● TASK MATERIAL:

|---|

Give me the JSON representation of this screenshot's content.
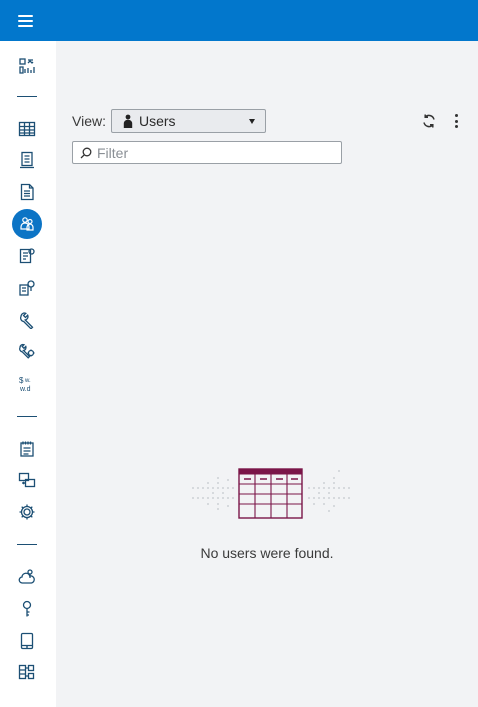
{
  "topbar": {
    "menu_icon": "hamburger-menu-icon",
    "bg_color": "#0277cc"
  },
  "sidebar": {
    "active_color": "#0c74c5",
    "items": [
      {
        "id": "dashboard",
        "icon": "dashboard-icon"
      },
      {
        "id": "data",
        "icon": "table-grid-icon"
      },
      {
        "id": "content",
        "icon": "server-icon"
      },
      {
        "id": "reports",
        "icon": "document-icon"
      },
      {
        "id": "users",
        "icon": "users-group-icon",
        "active": true
      },
      {
        "id": "jobs",
        "icon": "job-list-icon"
      },
      {
        "id": "credentials",
        "icon": "server-key-icon"
      },
      {
        "id": "configuration",
        "icon": "wrench-icon"
      },
      {
        "id": "configuration-settings",
        "icon": "wrench-gear-icon"
      },
      {
        "id": "formats",
        "icon": "currency-format-icon"
      },
      {
        "id": "logs",
        "icon": "notepad-icon"
      },
      {
        "id": "migration",
        "icon": "transfer-icon"
      },
      {
        "id": "settings",
        "icon": "gear-icon"
      },
      {
        "id": "cloud",
        "icon": "cloud-icon"
      },
      {
        "id": "keys",
        "icon": "key-icon"
      },
      {
        "id": "devices",
        "icon": "tablet-icon"
      },
      {
        "id": "workflows",
        "icon": "workflow-icon"
      }
    ]
  },
  "toolbar": {
    "view_label": "View:",
    "view_value": "Users",
    "refresh_icon": "refresh-icon",
    "more_icon": "more-vertical-icon"
  },
  "filter": {
    "placeholder": "Filter",
    "value": ""
  },
  "empty_state": {
    "icon": "empty-table-icon",
    "message": "No users were found.",
    "color": "#7a1548"
  }
}
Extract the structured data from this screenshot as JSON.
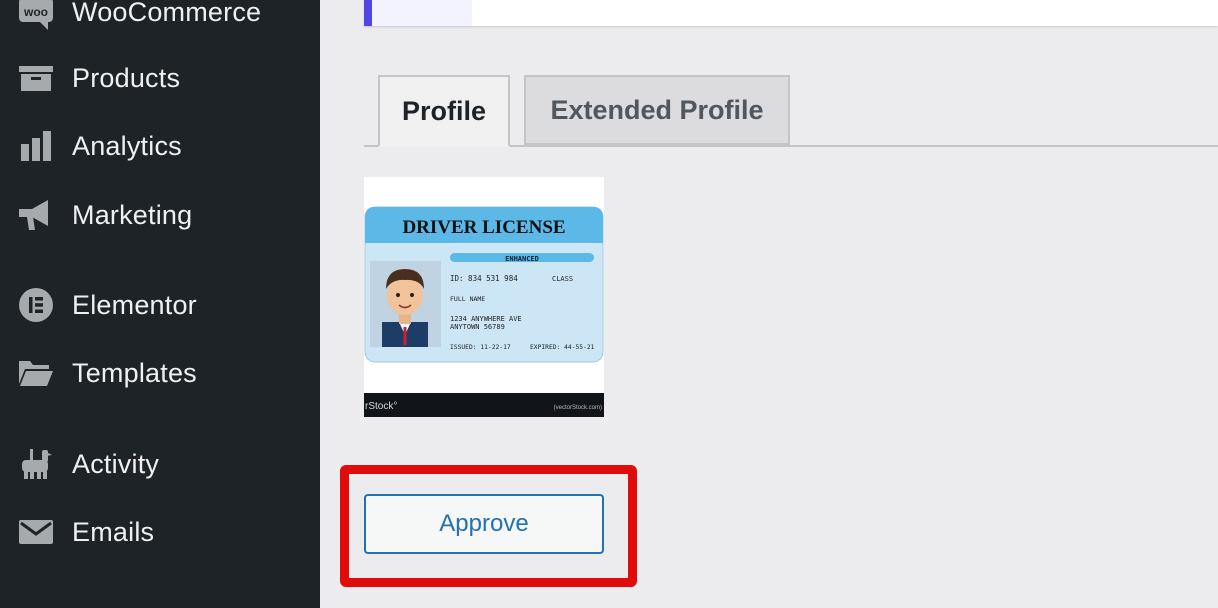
{
  "sidebar": {
    "items": [
      {
        "label": "WooCommerce",
        "icon": "woo-icon"
      },
      {
        "label": "Products",
        "icon": "archive-box-icon"
      },
      {
        "label": "Analytics",
        "icon": "bar-chart-icon"
      },
      {
        "label": "Marketing",
        "icon": "megaphone-icon"
      },
      {
        "label": "Elementor",
        "icon": "elementor-icon"
      },
      {
        "label": "Templates",
        "icon": "folder-icon"
      },
      {
        "label": "Activity",
        "icon": "activity-icon"
      },
      {
        "label": "Emails",
        "icon": "envelope-icon"
      }
    ]
  },
  "tabs": [
    {
      "label": "Profile",
      "active": true
    },
    {
      "label": "Extended Profile",
      "active": false
    }
  ],
  "id_card": {
    "title": "DRIVER LICENSE",
    "badge": "ENHANCED",
    "id_line": "ID: 834 531 984",
    "class_label": "CLASS",
    "name_label": "FULL NAME",
    "address_line1": "1234 ANYWHERE AVE",
    "address_line2": "ANYTOWN 56789",
    "issued": "ISSUED: 11-22-17",
    "expired": "EXPIRED: 44-55-21",
    "watermark_left": "rStock°",
    "watermark_right": "(vectorStock.com)"
  },
  "approve_label": "Approve",
  "colors": {
    "sidebar_bg": "#1d2327",
    "accent": "#4f46e5",
    "button_blue": "#2271b1",
    "highlight_red": "#e00b0b"
  }
}
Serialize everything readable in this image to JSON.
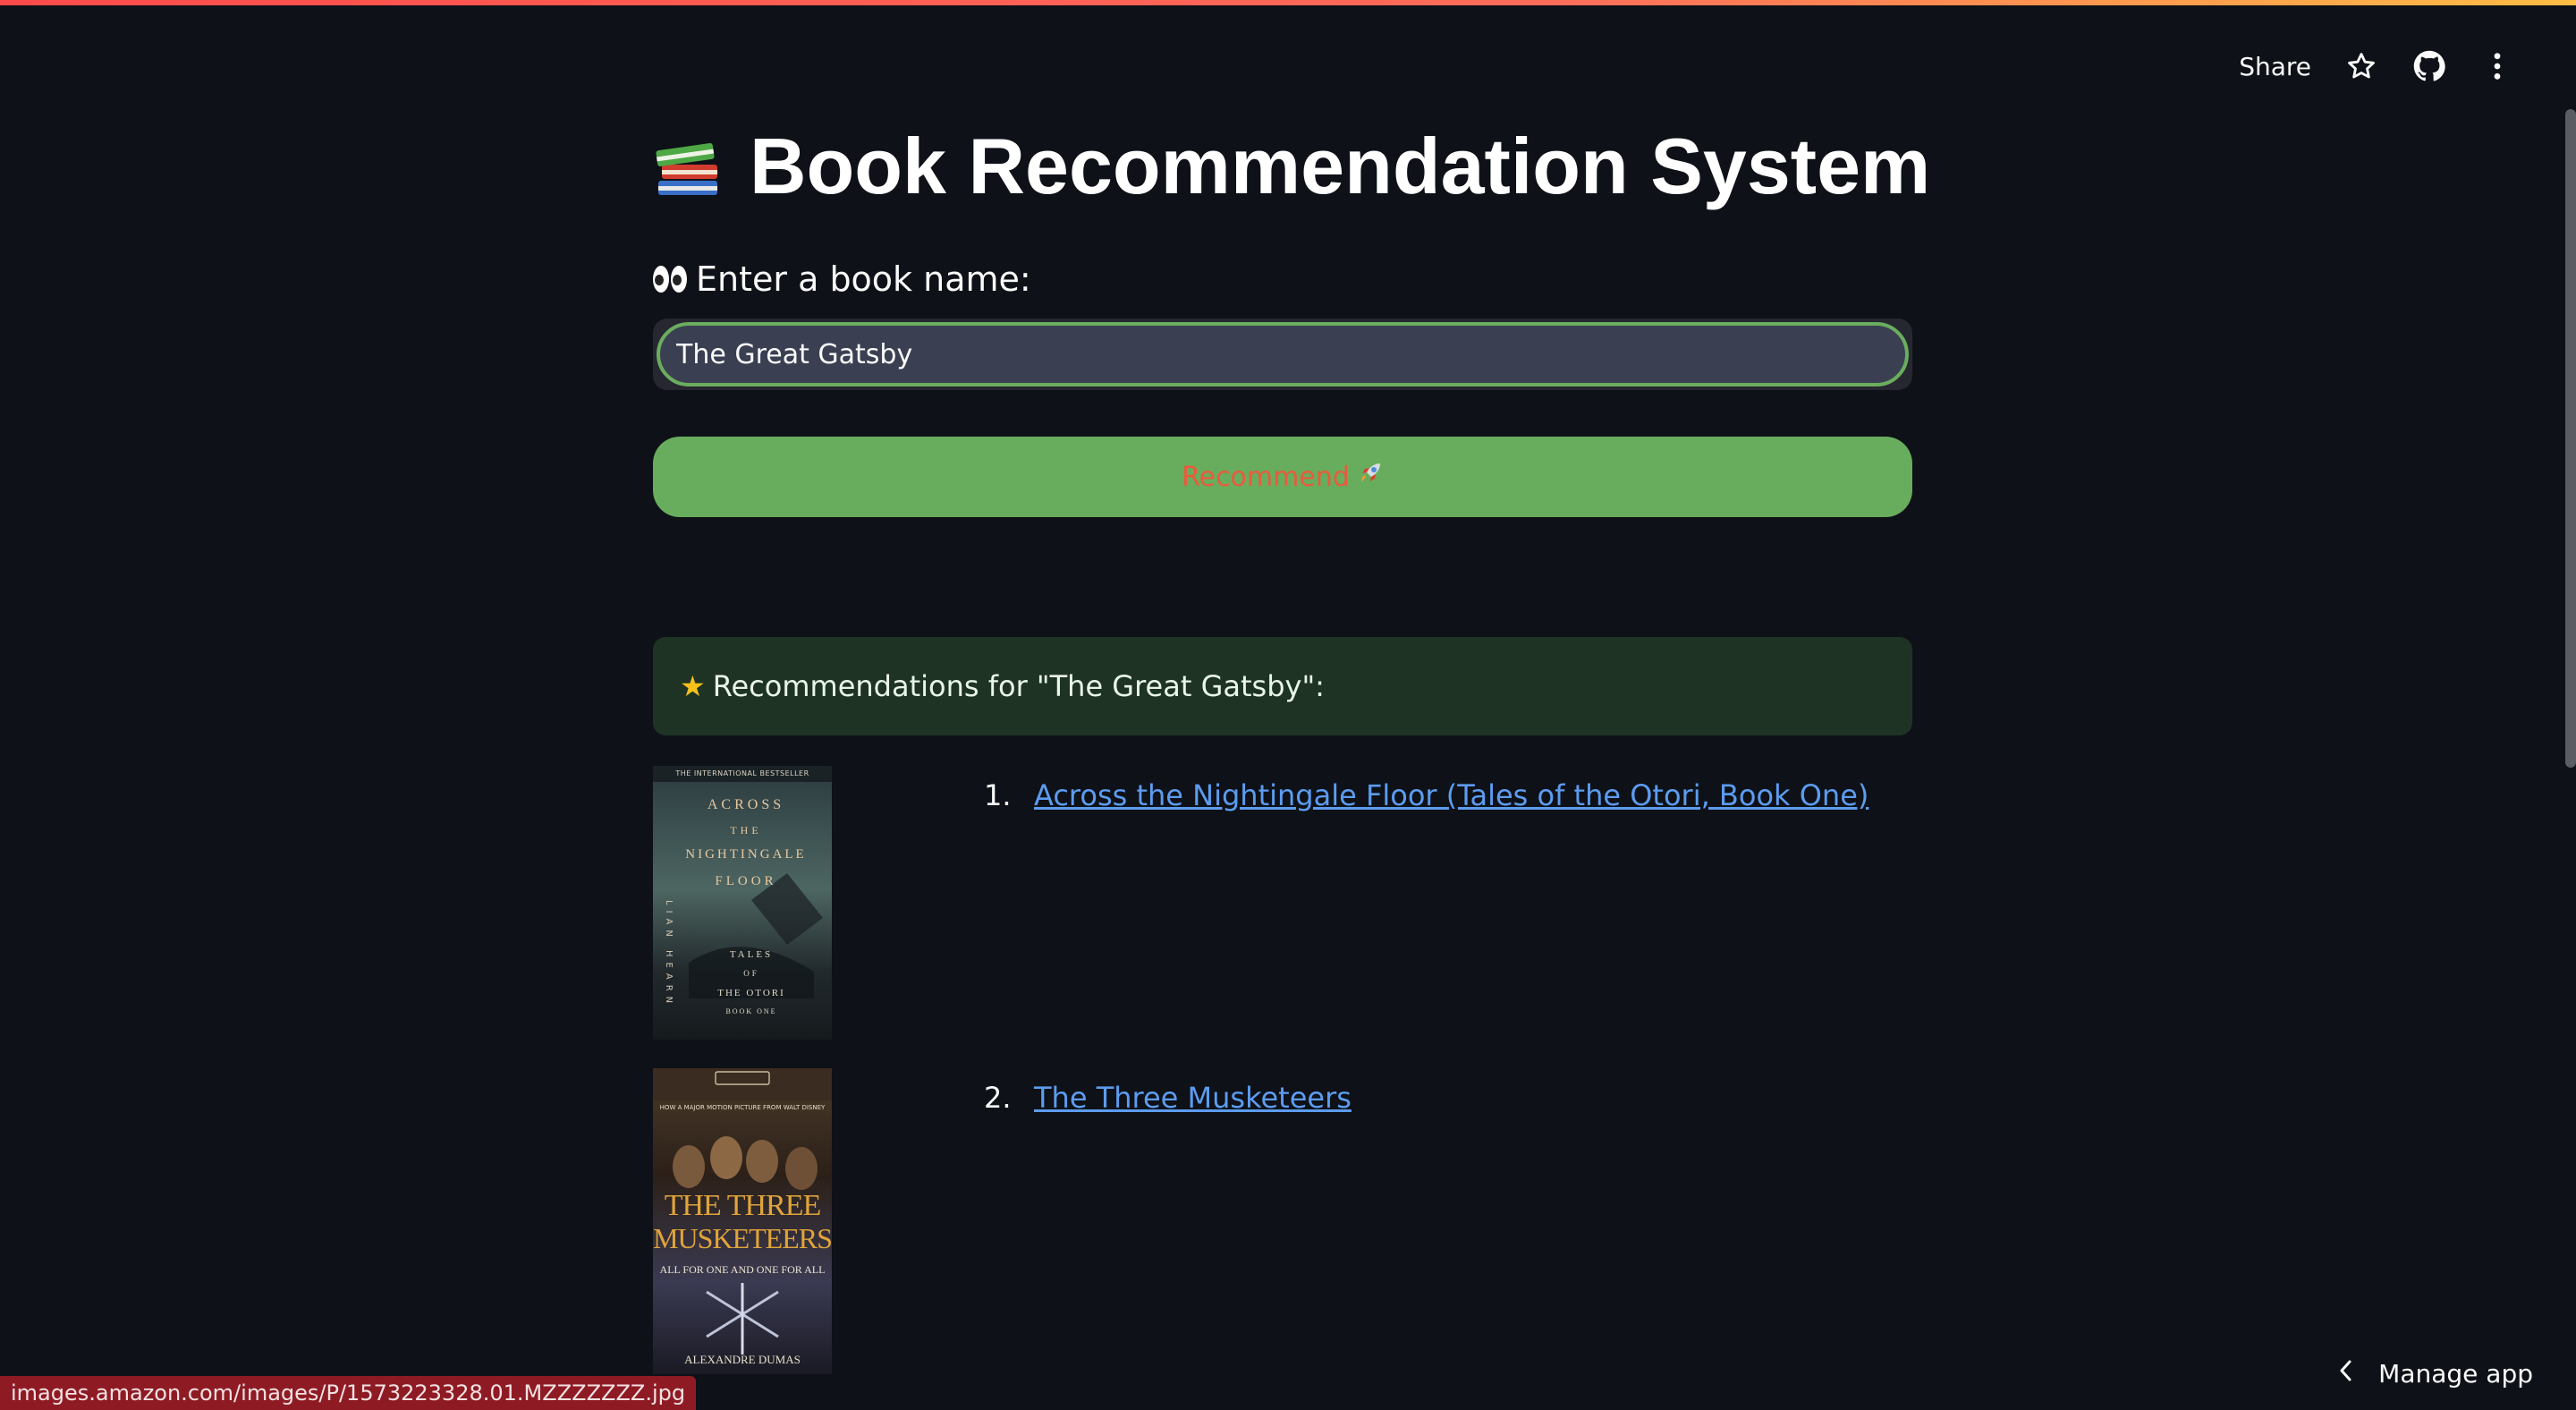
{
  "header": {
    "share_label": "Share",
    "icons": [
      "star-icon",
      "github-icon",
      "kebab-menu-icon"
    ]
  },
  "page": {
    "title": "Book Recommendation System",
    "title_icon": "books-icon"
  },
  "form": {
    "label": "Enter a book name:",
    "label_icon": "eyes-icon",
    "input_value": "The Great Gatsby",
    "button_label": "Recommend",
    "button_icon": "rocket-icon"
  },
  "results": {
    "heading": "Recommendations for \"The Great Gatsby\":",
    "heading_icon": "star-icon",
    "items": [
      {
        "number": "1.",
        "title": "Across the Nightingale Floor (Tales of the Otori, Book One)"
      },
      {
        "number": "2.",
        "title": "The Three Musketeers"
      }
    ]
  },
  "covers": [
    {
      "top_line": "THE INTERNATIONAL BESTSELLER",
      "title_lines": [
        "ACROSS",
        "THE",
        "NIGHTINGALE",
        "FLOOR"
      ],
      "sub_lines": [
        "TALES",
        "OF",
        "THE OTORI"
      ],
      "book_line": "BOOK ONE",
      "author": "LIAN HEARN"
    },
    {
      "top_line": "HOW A MAJOR MOTION PICTURE FROM WALT DISNEY",
      "title_lines": [
        "THE THREE",
        "MUSKETEERS"
      ],
      "tagline": "ALL FOR ONE AND ONE FOR ALL",
      "author": "ALEXANDRE DUMAS"
    }
  ],
  "status_bar": {
    "url": "images.amazon.com/images/P/1573223328.01.MZZZZZZZ.jpg"
  },
  "footer": {
    "manage_label": "Manage app"
  },
  "colors": {
    "background": "#0e1117",
    "accent_green": "#68ad5d",
    "button_text": "#e85b3d",
    "link": "#5c9cf0",
    "success_bg": "#1e3324"
  }
}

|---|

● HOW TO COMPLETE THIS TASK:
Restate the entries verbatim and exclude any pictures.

● RESPONSE:
Give me the JSON representation of this screenshot's content.
{
  "topbar": {
    "menu_icon": "hamburger-menu-icon",
    "bg_color": "#0277cc"
  },
  "sidebar": {
    "active_color": "#0c74c5",
    "items": [
      {
        "id": "dashboard",
        "icon": "dashboard-icon"
      },
      {
        "id": "data",
        "icon": "table-grid-icon"
      },
      {
        "id": "content",
        "icon": "server-icon"
      },
      {
        "id": "reports",
        "icon": "document-icon"
      },
      {
        "id": "users",
        "icon": "users-group-icon",
        "active": true
      },
      {
        "id": "jobs",
        "icon": "job-list-icon"
      },
      {
        "id": "credentials",
        "icon": "server-key-icon"
      },
      {
        "id": "configuration",
        "icon": "wrench-icon"
      },
      {
        "id": "configuration-settings",
        "icon": "wrench-gear-icon"
      },
      {
        "id": "formats",
        "icon": "currency-format-icon"
      },
      {
        "id": "logs",
        "icon": "notepad-icon"
      },
      {
        "id": "migration",
        "icon": "transfer-icon"
      },
      {
        "id": "settings",
        "icon": "gear-icon"
      },
      {
        "id": "cloud",
        "icon": "cloud-icon"
      },
      {
        "id": "keys",
        "icon": "key-icon"
      },
      {
        "id": "devices",
        "icon": "tablet-icon"
      },
      {
        "id": "workflows",
        "icon": "workflow-icon"
      }
    ]
  },
  "toolbar": {
    "view_label": "View:",
    "view_value": "Users",
    "refresh_icon": "refresh-icon",
    "more_icon": "more-vertical-icon"
  },
  "filter": {
    "placeholder": "Filter",
    "value": ""
  },
  "empty_state": {
    "icon": "empty-table-icon",
    "message": "No users were found.",
    "color": "#7a1548"
  }
}
Extract the structured data from this screenshot as JSON.
{
  "sidebar": {
    "items": [
      {
        "label": "WooCommerce",
        "icon": "woo-icon"
      },
      {
        "label": "Products",
        "icon": "archive-box-icon"
      },
      {
        "label": "Analytics",
        "icon": "bar-chart-icon"
      },
      {
        "label": "Marketing",
        "icon": "megaphone-icon"
      },
      {
        "label": "Elementor",
        "icon": "elementor-icon"
      },
      {
        "label": "Templates",
        "icon": "folder-icon"
      },
      {
        "label": "Activity",
        "icon": "activity-icon"
      },
      {
        "label": "Emails",
        "icon": "envelope-icon"
      }
    ]
  },
  "tabs": [
    {
      "label": "Profile",
      "active": true
    },
    {
      "label": "Extended Profile",
      "active": false
    }
  ],
  "id_card": {
    "title": "DRIVER LICENSE",
    "badge": "ENHANCED",
    "id_line": "ID: 834 531 984",
    "class_label": "CLASS",
    "name_label": "FULL NAME",
    "address_line1": "1234 ANYWHERE AVE",
    "address_line2": "ANYTOWN 56789",
    "issued": "ISSUED: 11-22-17",
    "expired": "EXPIRED: 44-55-21",
    "watermark_left": "rStock°",
    "watermark_right": "(vectorStock.com)"
  },
  "approve_label": "Approve",
  "colors": {
    "sidebar_bg": "#1d2327",
    "accent": "#4f46e5",
    "button_blue": "#2271b1",
    "highlight_red": "#e00b0b"
  }
}
Serialize everything readable in this image to JSON.
{
  "header": {
    "share_label": "Share",
    "icons": [
      "star-icon",
      "github-icon",
      "kebab-menu-icon"
    ]
  },
  "page": {
    "title": "Book Recommendation System",
    "title_icon": "books-icon"
  },
  "form": {
    "label": "Enter a book name:",
    "label_icon": "eyes-icon",
    "input_value": "The Great Gatsby",
    "button_label": "Recommend",
    "button_icon": "rocket-icon"
  },
  "results": {
    "heading": "Recommendations for \"The Great Gatsby\":",
    "heading_icon": "star-icon",
    "items": [
      {
        "number": "1.",
        "title": "Across the Nightingale Floor (Tales of the Otori, Book One)"
      },
      {
        "number": "2.",
        "title": "The Three Musketeers"
      }
    ]
  },
  "covers": [
    {
      "top_line": "THE INTERNATIONAL BESTSELLER",
      "title_lines": [
        "ACROSS",
        "THE",
        "NIGHTINGALE",
        "FLOOR"
      ],
      "sub_lines": [
        "TALES",
        "OF",
        "THE OTORI"
      ],
      "book_line": "BOOK ONE",
      "author": "LIAN HEARN"
    },
    {
      "top_line": "HOW A MAJOR MOTION PICTURE FROM WALT DISNEY",
      "title_lines": [
        "THE THREE",
        "MUSKETEERS"
      ],
      "tagline": "ALL FOR ONE AND ONE FOR ALL",
      "author": "ALEXANDRE DUMAS"
    }
  ],
  "status_bar": {
    "url": "images.amazon.com/images/P/1573223328.01.MZZZZZZZ.jpg"
  },
  "footer": {
    "manage_label": "Manage app"
  },
  "colors": {
    "background": "#0e1117",
    "accent_green": "#68ad5d",
    "button_text": "#e85b3d",
    "link": "#5c9cf0",
    "success_bg": "#1e3324"
  }
}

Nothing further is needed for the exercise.